Thursday, March 28, 2013
It's All In Your Perspective
A lack of grace, I have observed, seems to stem from a few different perspectives.
One is when we have lived through the sin or trial that we judge in others. Example -- If we were once ____________, we may tend to be much more judgmental of others caught in that stronghold. Sinful pride will tell us that we conquered this sin, so all others should too - on our timeline and in the same way. Somehow it escapes us that, at one point, we were unable to see our own need or a way to get out of it - and God loved us - right there in the mire of it.

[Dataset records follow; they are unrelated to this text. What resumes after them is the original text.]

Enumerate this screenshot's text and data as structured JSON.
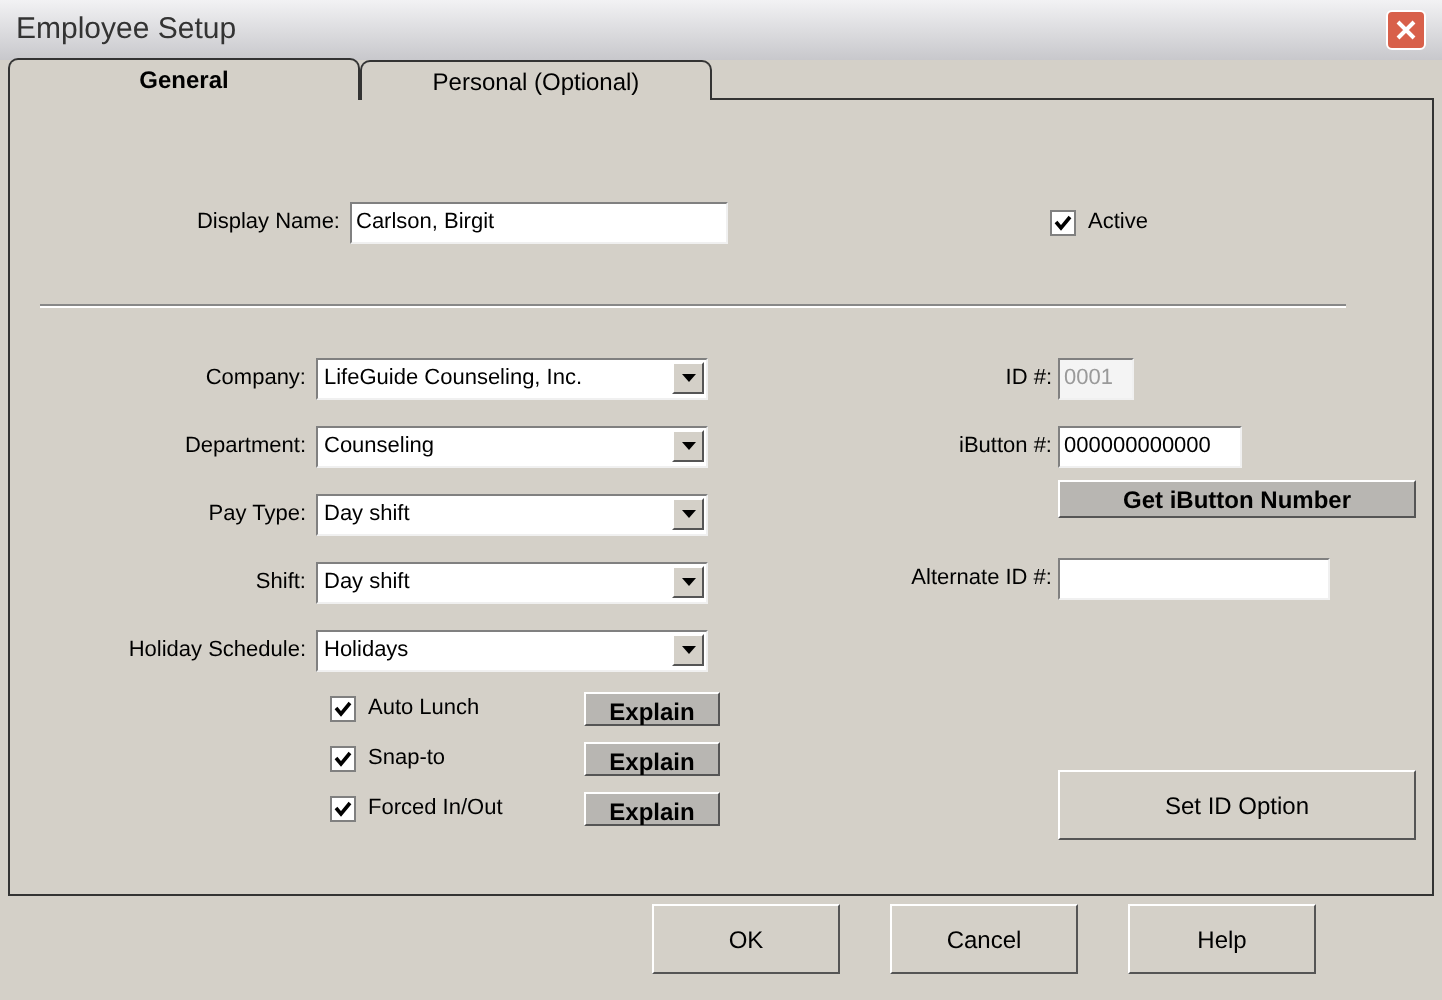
{
  "window": {
    "title": "Employee Setup"
  },
  "tabs": [
    {
      "label": "General",
      "selected": true
    },
    {
      "label": "Personal (Optional)",
      "selected": false
    }
  ],
  "display_name": {
    "label": "Display Name:",
    "value": "Carlson, Birgit"
  },
  "active": {
    "label": "Active",
    "checked": true
  },
  "dropdowns": [
    {
      "label": "Company:",
      "value": "LifeGuide Counseling, Inc."
    },
    {
      "label": "Department:",
      "value": "Counseling"
    },
    {
      "label": "Pay Type:",
      "value": "Day shift"
    },
    {
      "label": "Shift:",
      "value": "Day shift"
    },
    {
      "label": "Holiday Schedule:",
      "value": "Holidays"
    }
  ],
  "options": [
    {
      "label": "Auto Lunch",
      "checked": true,
      "button": "Explain"
    },
    {
      "label": "Snap-to",
      "checked": true,
      "button": "Explain"
    },
    {
      "label": "Forced In/Out",
      "checked": true,
      "button": "Explain"
    }
  ],
  "id": {
    "label": "ID #:",
    "value": "0001",
    "disabled": true
  },
  "ibutton": {
    "label": "iButton #:",
    "value": "000000000000",
    "button": "Get iButton Number"
  },
  "alternate_id": {
    "label": "Alternate ID #:"
  },
  "set_id_button": "Set ID Option",
  "buttons": [
    "OK",
    "Cancel",
    "Help"
  ]
}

If we are currently caught in a sin or trial, we may judge simply because beating the crap out of someone else, emotionally and spiritually, is easier than facing our own failure and (at least our hope is) will draw attention away from our failures and on to those of others.

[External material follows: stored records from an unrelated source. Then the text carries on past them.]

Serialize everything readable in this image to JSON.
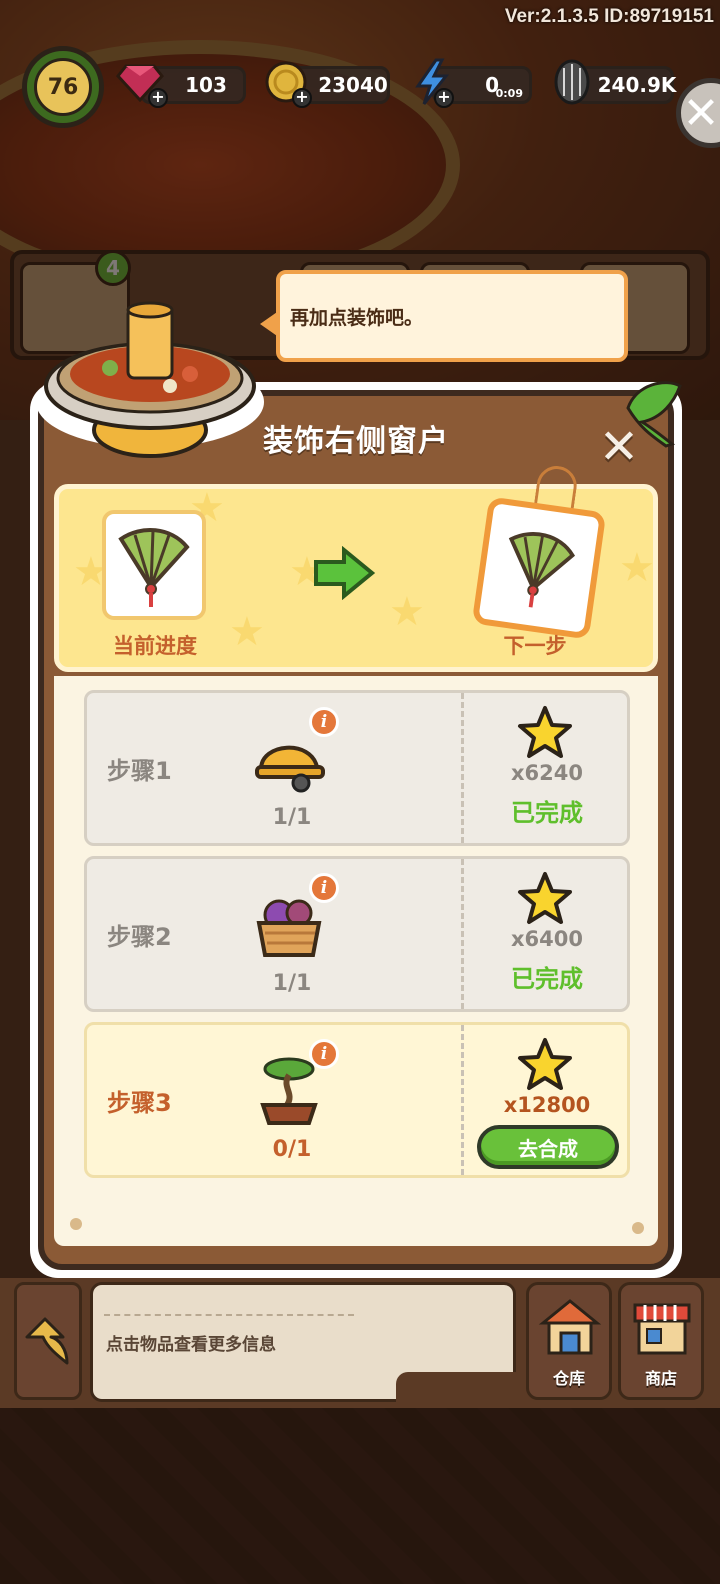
{
  "hud": {
    "version": "Ver:2.1.3.5 ID:89719151",
    "level": "76",
    "gems": "103",
    "coins": "23040",
    "energy": "0",
    "energy_timer": "0:09",
    "seeds": "240.9K"
  },
  "shelf": {
    "badge": "4"
  },
  "bubble": {
    "text": "再加点装饰吧。"
  },
  "modal": {
    "title": "装饰右侧窗户",
    "current_label": "当前进度",
    "next_label": "下一步",
    "steps": [
      {
        "label": "步骤1",
        "count": "1/1",
        "reward": "x6240",
        "status": "已完成",
        "icon": "hard-hat-icon"
      },
      {
        "label": "步骤2",
        "count": "1/1",
        "reward": "x6400",
        "status": "已完成",
        "icon": "yarn-basket-icon"
      },
      {
        "label": "步骤3",
        "count": "0/1",
        "reward": "x12800",
        "action": "去合成",
        "icon": "bonsai-icon"
      }
    ]
  },
  "bottom": {
    "info_text": "点击物品查看更多信息",
    "warehouse": "仓库",
    "shop": "商店"
  },
  "colors": {
    "accent_orange": "#c4602c",
    "done_green": "#5fbf2c",
    "modal_brown": "#8b5a36",
    "progress_yellow": "#fde68f"
  }
}
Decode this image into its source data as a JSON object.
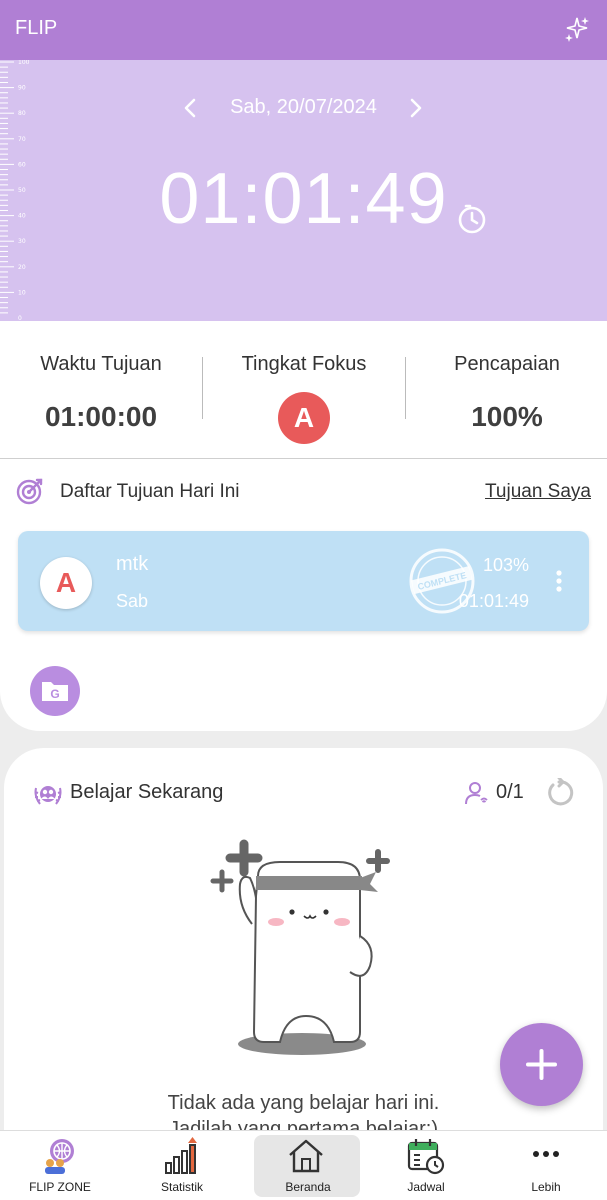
{
  "app": {
    "title": "FLIP"
  },
  "timer": {
    "date": "Sab, 20/07/2024",
    "elapsed": "01:01:49",
    "ruler_labels": [
      "100",
      "90",
      "80",
      "70",
      "60",
      "50",
      "40",
      "30",
      "20",
      "10",
      "0"
    ]
  },
  "stats": {
    "goal_time_label": "Waktu Tujuan",
    "goal_time_value": "01:00:00",
    "focus_label": "Tingkat Fokus",
    "focus_value": "A",
    "achievement_label": "Pencapaian",
    "achievement_value": "100%"
  },
  "goals": {
    "title": "Daftar Tujuan Hari Ini",
    "link": "Tujuan Saya",
    "items": [
      {
        "grade": "A",
        "name": "mtk",
        "day": "Sab",
        "percent": "103%",
        "time": "01:01:49",
        "stamp": "COMPLETE"
      }
    ],
    "group_button_letter": "G"
  },
  "study": {
    "title": "Belajar Sekarang",
    "count": "0/1",
    "empty_line1": "Tidak ada yang belajar hari ini.",
    "empty_line2": "Jadilah yang pertama belajar:)"
  },
  "nav": {
    "items": [
      {
        "label": "FLIP ZONE",
        "icon": "globe-chat-icon"
      },
      {
        "label": "Statistik",
        "icon": "bar-chart-icon"
      },
      {
        "label": "Beranda",
        "icon": "home-icon",
        "active": true
      },
      {
        "label": "Jadwal",
        "icon": "calendar-icon"
      },
      {
        "label": "Lebih",
        "icon": "more-icon"
      }
    ]
  },
  "colors": {
    "primary": "#b07fd4",
    "panel": "#d6c2ef",
    "grade_red": "#e85a5a",
    "goal_blue": "#bfe0f5"
  }
}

Another reason for a lack of grace is that it hasn't touched us at all. When I've never been particularly tempted by a specific sin, never caught in that stronghold, never lived through that trial, it's easy to judge others that are and how they're coping with it.

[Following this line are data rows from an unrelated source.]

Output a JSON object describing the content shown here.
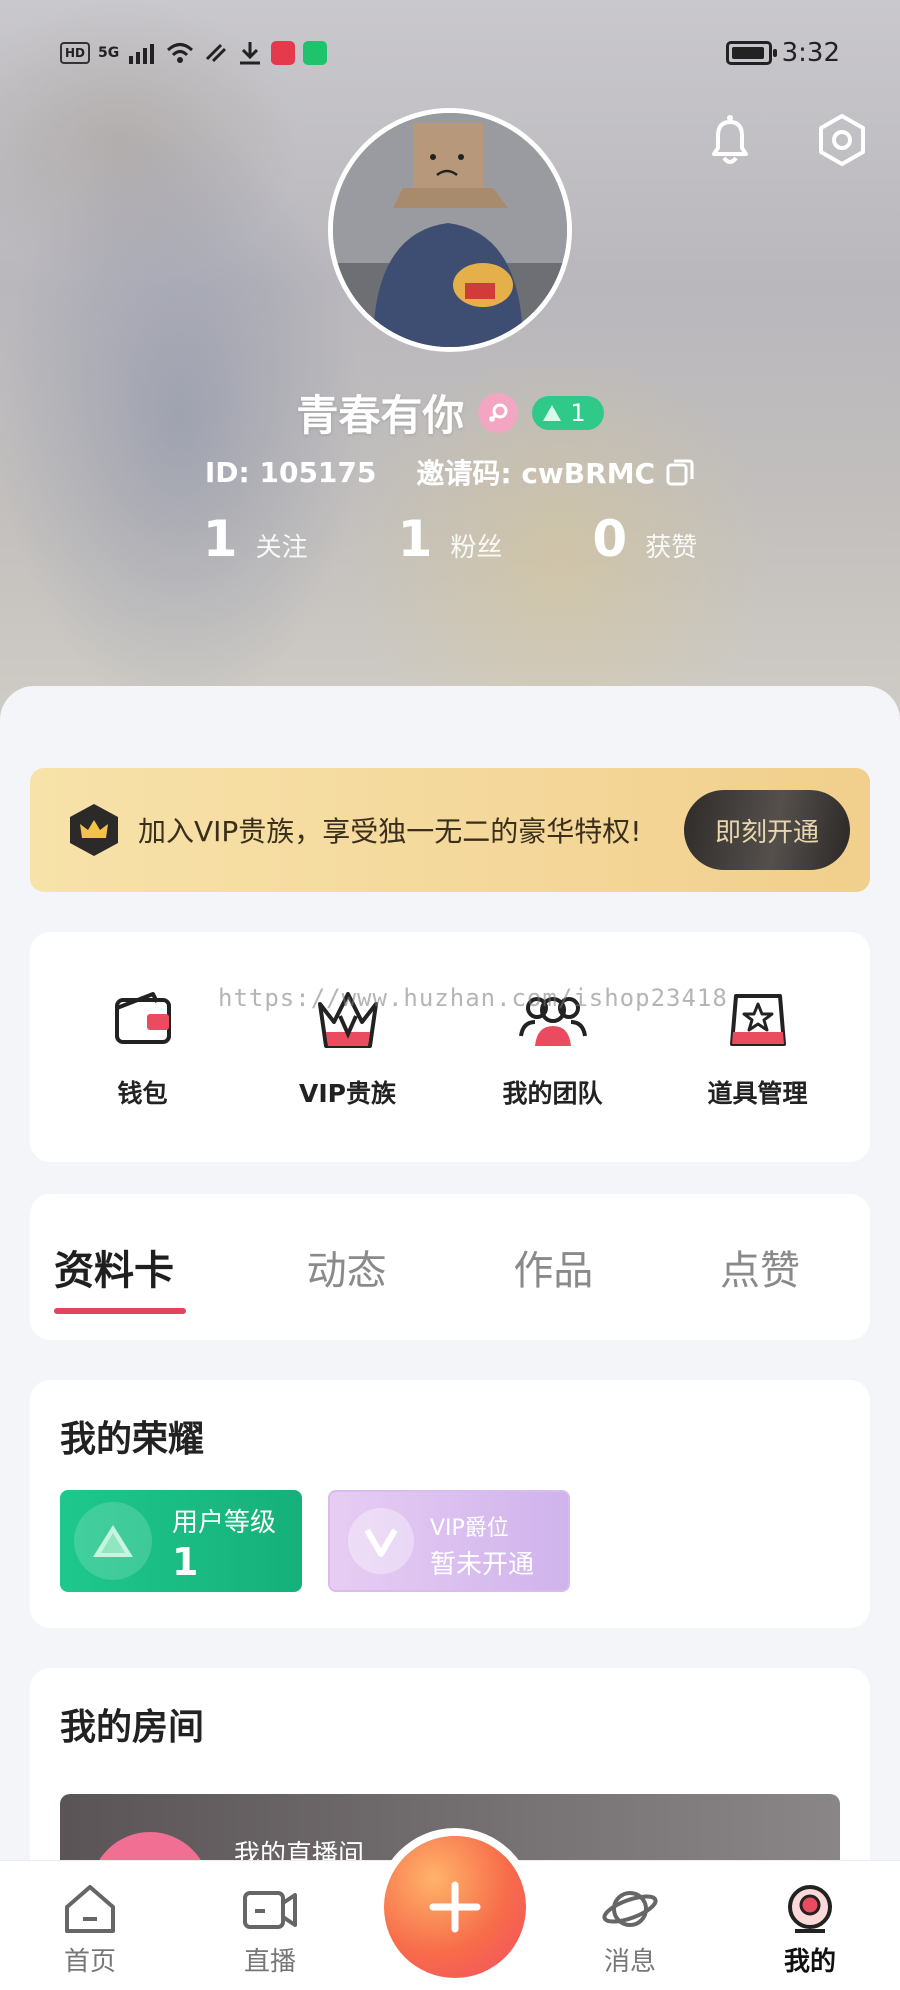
{
  "status_bar": {
    "network": "5G",
    "hd": "HD",
    "time": "3:32"
  },
  "profile": {
    "name": "青春有你",
    "level": "1",
    "id_text": "ID: 105175",
    "invite_text": "邀请码: cwBRMC",
    "stats": [
      {
        "num": "1",
        "label": "关注"
      },
      {
        "num": "1",
        "label": "粉丝"
      },
      {
        "num": "0",
        "label": "获赞"
      }
    ]
  },
  "vip_banner": {
    "text": "加入VIP贵族，享受独一无二的豪华特权!",
    "button": "即刻开通"
  },
  "quick_actions": [
    {
      "label": "钱包",
      "icon": "wallet-icon"
    },
    {
      "label": "VIP贵族",
      "icon": "crown-icon"
    },
    {
      "label": "我的团队",
      "icon": "team-icon"
    },
    {
      "label": "道具管理",
      "icon": "props-icon"
    }
  ],
  "watermark": "https://www.huzhan.com/ishop23418",
  "tabs": [
    "资料卡",
    "动态",
    "作品",
    "点赞"
  ],
  "honor": {
    "title": "我的荣耀",
    "user_level_label": "用户等级",
    "user_level_value": "1",
    "vip_label": "VIP爵位",
    "vip_value": "暂未开通"
  },
  "room": {
    "title": "我的房间",
    "live_room_name": "我的直播间"
  },
  "bottom_nav": [
    {
      "label": "首页",
      "icon": "home-icon"
    },
    {
      "label": "直播",
      "icon": "video-camera-icon"
    },
    {
      "label": "消息",
      "icon": "planet-icon"
    },
    {
      "label": "我的",
      "icon": "profile-icon"
    }
  ],
  "colors": {
    "accent": "#e0445f",
    "level_green": "#1ec88c",
    "vip_gold": "#f4d79a"
  }
}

Sadly, I have exemplified, (and sometimes still do), all of these weaknesses. They're easy to get caught in. We like to be right. And often, we like to be right more than we like to love -so it leads us to a whole multitude of sins.
I have had a host of black and white, easy answers about the issue of homosexuality - until someone I love told me they are gay.
I had lots of opinions and judgments for parents with a wayward teen - until close friends, who did everything like I thought it should be done, had one. .... And then I had one.
I had trite advice for those struggling with depression - until it hit our family.
I did not have much sympathy and often had judgment for the plight of the single mom, the parents whose kids had been removed from them and put in foster care, the person living on welfare, the promiscuous teenager sitting on the third row, the divorced person sitting alone...
And sadly, even the mom that worked rather than stayed home, the family that chose not to homeschool, the family that allowed their kids to read Harry Potter or listen to secular music (my list of rules was loooong, I'm tellin' ya') - until I got to know them - until I knew their stories.
I've had a whole host of rules to live by - man/religion-made rules, not God rules - It was easy for me to write off people that didn't follow these rules - until life caused me to see the emptiness of many of them. I spent so many years encasing myself in a population of people exactly like myself that I couldn't see a bigger picture.
Love caused me to back up and look at things from a different perspective.
I'm NOT making light of sin. I know that sin is sin, it breaks God's heart and it must break ours, it destroys people, families and churches and must be dealt with, we need to hold one another accountable and confront sin within our faith communities (iron sharpens iron and all of that). I'm not saying, "we're all weak and sinful, so let's just give up and wallow in it." Not. at. all.
But honestly, can we just love each other through that process? Really love - with our actions, not just our words ("I love you, but..."). Can we admit that some of them may not even be sins? Can't we remember that, when it is sin, it is God that will break that stronghold, not our tirades or judgments?
If we loved a little more, we might find people a little more willing to be upfront about their struggles and get help.
I want to see people from Jesus' perspective, not my limited view. I want to love like He loved --- the adulterous woman, the leper, the demon possessed. I want to love people the way He loved Zacchaeus, the corrupt tax collector and Nicodemus, the devout Pharisee. His harshness (and He did have some) was reserved for those who failed to love, those who condemned rather than offered hope.
God help me.